Line by line, copy the material below exactly.
____________________
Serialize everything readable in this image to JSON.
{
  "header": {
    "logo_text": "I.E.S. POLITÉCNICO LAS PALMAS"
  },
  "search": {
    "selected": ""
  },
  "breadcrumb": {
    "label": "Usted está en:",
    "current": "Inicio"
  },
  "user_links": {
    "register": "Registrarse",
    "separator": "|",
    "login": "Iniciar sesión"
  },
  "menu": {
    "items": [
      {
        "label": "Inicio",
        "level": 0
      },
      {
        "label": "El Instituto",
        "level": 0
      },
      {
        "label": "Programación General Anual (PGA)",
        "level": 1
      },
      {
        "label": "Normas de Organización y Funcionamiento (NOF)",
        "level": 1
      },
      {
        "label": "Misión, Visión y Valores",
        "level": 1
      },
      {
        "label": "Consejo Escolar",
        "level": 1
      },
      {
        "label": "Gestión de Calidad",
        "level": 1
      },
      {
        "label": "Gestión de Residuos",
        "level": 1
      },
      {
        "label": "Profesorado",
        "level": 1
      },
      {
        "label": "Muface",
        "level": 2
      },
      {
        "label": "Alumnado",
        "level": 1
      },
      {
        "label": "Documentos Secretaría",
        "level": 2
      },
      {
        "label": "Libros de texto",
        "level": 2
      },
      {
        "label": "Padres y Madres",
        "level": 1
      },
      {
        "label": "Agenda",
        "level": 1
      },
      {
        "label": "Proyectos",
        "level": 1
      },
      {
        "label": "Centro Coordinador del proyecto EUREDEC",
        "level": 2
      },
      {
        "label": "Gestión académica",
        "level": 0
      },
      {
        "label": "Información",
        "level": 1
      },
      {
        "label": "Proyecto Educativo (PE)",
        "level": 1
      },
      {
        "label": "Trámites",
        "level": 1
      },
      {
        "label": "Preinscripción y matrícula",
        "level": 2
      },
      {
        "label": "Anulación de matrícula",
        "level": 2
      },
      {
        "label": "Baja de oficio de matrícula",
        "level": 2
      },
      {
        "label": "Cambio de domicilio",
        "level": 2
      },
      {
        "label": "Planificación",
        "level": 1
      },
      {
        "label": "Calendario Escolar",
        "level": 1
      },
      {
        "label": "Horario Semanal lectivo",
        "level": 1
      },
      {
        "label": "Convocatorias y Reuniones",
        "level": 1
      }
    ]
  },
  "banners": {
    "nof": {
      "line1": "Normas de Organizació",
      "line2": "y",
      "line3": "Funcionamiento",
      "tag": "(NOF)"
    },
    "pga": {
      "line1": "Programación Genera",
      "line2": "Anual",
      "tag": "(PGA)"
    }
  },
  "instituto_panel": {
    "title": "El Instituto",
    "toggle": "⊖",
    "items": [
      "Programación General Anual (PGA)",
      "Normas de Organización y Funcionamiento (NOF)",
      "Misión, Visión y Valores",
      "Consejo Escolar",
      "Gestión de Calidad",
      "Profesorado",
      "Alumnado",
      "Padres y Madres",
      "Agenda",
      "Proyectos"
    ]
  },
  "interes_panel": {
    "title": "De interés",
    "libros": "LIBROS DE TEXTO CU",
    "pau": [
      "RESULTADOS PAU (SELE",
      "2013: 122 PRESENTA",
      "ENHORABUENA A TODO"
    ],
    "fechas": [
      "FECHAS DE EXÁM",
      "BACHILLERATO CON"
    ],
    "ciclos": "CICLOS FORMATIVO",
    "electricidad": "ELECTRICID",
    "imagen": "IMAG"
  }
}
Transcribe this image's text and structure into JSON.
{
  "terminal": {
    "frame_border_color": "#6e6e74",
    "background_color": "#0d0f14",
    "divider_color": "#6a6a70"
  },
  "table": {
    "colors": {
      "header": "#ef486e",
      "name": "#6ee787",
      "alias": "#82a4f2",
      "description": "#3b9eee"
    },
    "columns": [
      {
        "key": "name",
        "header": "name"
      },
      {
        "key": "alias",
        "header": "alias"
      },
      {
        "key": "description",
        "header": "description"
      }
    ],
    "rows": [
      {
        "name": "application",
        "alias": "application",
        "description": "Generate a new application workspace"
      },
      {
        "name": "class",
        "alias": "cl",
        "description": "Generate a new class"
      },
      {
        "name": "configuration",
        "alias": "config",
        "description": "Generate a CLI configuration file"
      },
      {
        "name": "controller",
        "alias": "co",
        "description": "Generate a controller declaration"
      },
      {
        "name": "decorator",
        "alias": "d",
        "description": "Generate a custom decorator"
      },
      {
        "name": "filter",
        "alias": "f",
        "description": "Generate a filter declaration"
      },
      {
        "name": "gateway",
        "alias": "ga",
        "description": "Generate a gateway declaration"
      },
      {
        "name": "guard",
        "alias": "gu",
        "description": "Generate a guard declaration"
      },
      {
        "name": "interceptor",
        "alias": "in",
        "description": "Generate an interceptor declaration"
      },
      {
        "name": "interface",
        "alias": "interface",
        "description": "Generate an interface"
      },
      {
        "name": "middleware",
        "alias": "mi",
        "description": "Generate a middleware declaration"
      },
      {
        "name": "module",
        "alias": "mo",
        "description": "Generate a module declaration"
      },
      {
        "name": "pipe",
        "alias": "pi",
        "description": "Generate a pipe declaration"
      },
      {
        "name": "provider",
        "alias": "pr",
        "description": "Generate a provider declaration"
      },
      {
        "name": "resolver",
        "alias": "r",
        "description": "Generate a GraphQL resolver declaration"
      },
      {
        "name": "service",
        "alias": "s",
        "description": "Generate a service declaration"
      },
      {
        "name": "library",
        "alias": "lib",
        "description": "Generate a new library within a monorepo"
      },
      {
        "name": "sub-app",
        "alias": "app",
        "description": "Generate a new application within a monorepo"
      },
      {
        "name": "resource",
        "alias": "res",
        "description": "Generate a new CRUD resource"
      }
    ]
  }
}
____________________
--- Output of the task ---
Serialize everything readable in this image to JSON.
{
  "header": {
    "logo_text": "I.E.S. POLITÉCNICO LAS PALMAS"
  },
  "search": {
    "selected": ""
  },
  "breadcrumb": {
    "label": "Usted está en:",
    "current": "Inicio"
  },
  "user_links": {
    "register": "Registrarse",
    "separator": "|",
    "login": "Iniciar sesión"
  },
  "menu": {
    "items": [
      {
        "label": "Inicio",
        "level": 0
      },
      {
        "label": "El Instituto",
        "level": 0
      },
      {
        "label": "Programación General Anual (PGA)",
        "level": 1
      },
      {
        "label": "Normas de Organización y Funcionamiento (NOF)",
        "level": 1
      },
      {
        "label": "Misión, Visión y Valores",
        "level": 1
      },
      {
        "label": "Consejo Escolar",
        "level": 1
      },
      {
        "label": "Gestión de Calidad",
        "level": 1
      },
      {
        "label": "Gestión de Residuos",
        "level": 1
      },
      {
        "label": "Profesorado",
        "level": 1
      },
      {
        "label": "Muface",
        "level": 2
      },
      {
        "label": "Alumnado",
        "level": 1
      },
      {
        "label": "Documentos Secretaría",
        "level": 2
      },
      {
        "label": "Libros de texto",
        "level": 2
      },
      {
        "label": "Padres y Madres",
        "level": 1
      },
      {
        "label": "Agenda",
        "level": 1
      },
      {
        "label": "Proyectos",
        "level": 1
      },
      {
        "label": "Centro Coordinador del proyecto EUREDEC",
        "level": 2
      },
      {
        "label": "Gestión académica",
        "level": 0
      },
      {
        "label": "Información",
        "level": 1
      },
      {
        "label": "Proyecto Educativo (PE)",
        "level": 1
      },
      {
        "label": "Trámites",
        "level": 1
      },
      {
        "label": "Preinscripción y matrícula",
        "level": 2
      },
      {
        "label": "Anulación de matrícula",
        "level": 2
      },
      {
        "label": "Baja de oficio de matrícula",
        "level": 2
      },
      {
        "label": "Cambio de domicilio",
        "level": 2
      },
      {
        "label": "Planificación",
        "level": 1
      },
      {
        "label": "Calendario Escolar",
        "level": 1
      },
      {
        "label": "Horario Semanal lectivo",
        "level": 1
      },
      {
        "label": "Convocatorias y Reuniones",
        "level": 1
      }
    ]
  },
  "banners": {
    "nof": {
      "line1": "Normas de Organizació",
      "line2": "y",
      "line3": "Funcionamiento",
      "tag": "(NOF)"
    },
    "pga": {
      "line1": "Programación Genera",
      "line2": "Anual",
      "tag": "(PGA)"
    }
  },
  "instituto_panel": {
    "title": "El Instituto",
    "toggle": "⊖",
    "items": [
      "Programación General Anual (PGA)",
      "Normas de Organización y Funcionamiento (NOF)",
      "Misión, Visión y Valores",
      "Consejo Escolar",
      "Gestión de Calidad",
      "Profesorado",
      "Alumnado",
      "Padres y Madres",
      "Agenda",
      "Proyectos"
    ]
  },
  "interes_panel": {
    "title": "De interés",
    "libros": "LIBROS DE TEXTO CU",
    "pau": [
      "RESULTADOS PAU (SELE",
      "2013: 122 PRESENTA",
      "ENHORABUENA A TODO"
    ],
    "fechas": [
      "FECHAS DE EXÁM",
      "BACHILLERATO CON"
    ],
    "ciclos": "CICLOS FORMATIVO",
    "electricidad": "ELECTRICID",
    "imagen": "IMAG"
  }
}
Transcribe this image's text and structure into JSON.
{
  "terminal": {
    "frame_border_color": "#6e6e74",
    "background_color": "#0d0f14",
    "divider_color": "#6a6a70"
  },
  "table": {
    "colors": {
      "header": "#ef486e",
      "name": "#6ee787",
      "alias": "#82a4f2",
      "description": "#3b9eee"
    },
    "columns": [
      {
        "key": "name",
        "header": "name"
      },
      {
        "key": "alias",
        "header": "alias"
      },
      {
        "key": "description",
        "header": "description"
      }
    ],
    "rows": [
      {
        "name": "application",
        "alias": "application",
        "description": "Generate a new application workspace"
      },
      {
        "name": "class",
        "alias": "cl",
        "description": "Generate a new class"
      },
      {
        "name": "configuration",
        "alias": "config",
        "description": "Generate a CLI configuration file"
      },
      {
        "name": "controller",
        "alias": "co",
        "description": "Generate a controller declaration"
      },
      {
        "name": "decorator",
        "alias": "d",
        "description": "Generate a custom decorator"
      },
      {
        "name": "filter",
        "alias": "f",
        "description": "Generate a filter declaration"
      },
      {
        "name": "gateway",
        "alias": "ga",
        "description": "Generate a gateway declaration"
      },
      {
        "name": "guard",
        "alias": "gu",
        "description": "Generate a guard declaration"
      },
      {
        "name": "interceptor",
        "alias": "in",
        "description": "Generate an interceptor declaration"
      },
      {
        "name": "interface",
        "alias": "interface",
        "description": "Generate an interface"
      },
      {
        "name": "middleware",
        "alias": "mi",
        "description": "Generate a middleware declaration"
      },
      {
        "name": "module",
        "alias": "mo",
        "description": "Generate a module declaration"
      },
      {
        "name": "pipe",
        "alias": "pi",
        "description": "Generate a pipe declaration"
      },
      {
        "name": "provider",
        "alias": "pr",
        "description": "Generate a provider declaration"
      },
      {
        "name": "resolver",
        "alias": "r",
        "description": "Generate a GraphQL resolver declaration"
      },
      {
        "name": "service",
        "alias": "s",
        "description": "Generate a service declaration"
      },
      {
        "name": "library",
        "alias": "lib",
        "description": "Generate a new library within a monorepo"
      },
      {
        "name": "sub-app",
        "alias": "app",
        "description": "Generate a new application within a monorepo"
      },
      {
        "name": "resource",
        "alias": "res",
        "description": "Generate a new CRUD resource"
      }
    ]
  }
}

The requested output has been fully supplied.